The Sheffield fighter knew more than most about Ingle’s boxing credentials, having been a friend and stable-mate of Naseem Hamed, a high-profile opponent of Ingle’s and the man who inflicted professional defeat on the Scarborough fighter for the first time.
“Paul was down-to-earth fighter, a good fighter who was beating everybody at the time. Then he stepped up to fight my good friend Naz for the world title.
“He gave a Naz a really, really good fight which Naz won, but Paul gave a great account of himself which meant he was able to fight for a world title again in his next fight.”
The world title was duly won against Manuel Medina, before Ingle put on what he himself has described as a career-best performance against New-Yorker Junior Jones in Madison Square Garden, the fabled home of boxing.
Much has been said and written about the build-up to Ingle’s final contest, and Rhodes shed some light on what may have gone wrong for Paul.
He said: “The weigh-in that day was at Shire Green Working Men’s Club (in Sheffield), and if I remember rightly Paul was late getting there.
“It was common knowledge at the time that Paul did sometimes struggle to make featherweight, so whether he was off in a sauna somewhere or on a run I don’t know.”
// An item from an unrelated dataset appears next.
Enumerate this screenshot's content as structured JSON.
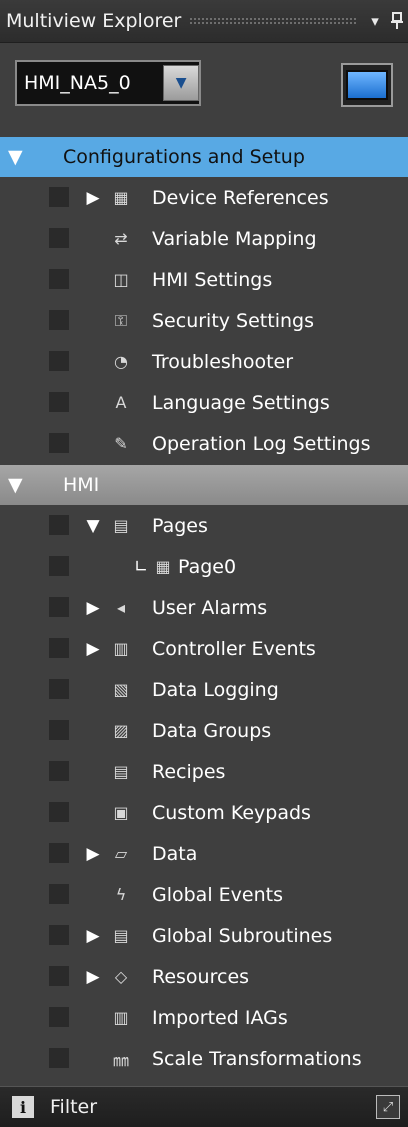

Ingle’s enduring legacy on the sport is that his misfortune contributed to stricter safety regulations, with fighters now having to weigh-in twenty-four hours prior to contests. While Ingle had to quit the sport, Rhodes went on fighting and captured a European crown in 2009, before again failing in a world title attempt against Mexican prodigy Saul Alvarez last year.
But the thought of what happened to Ingle is never far from his mind.
Rhodes added: “I went into the sport knowing what could happen and pray to God that it doesn’t happen, but we always know the risks in boxing – you’re fighting a losing battle almost if you go into the ring thinking the worst so you try not to think about it. It’s boxing and it could happen to anybody.”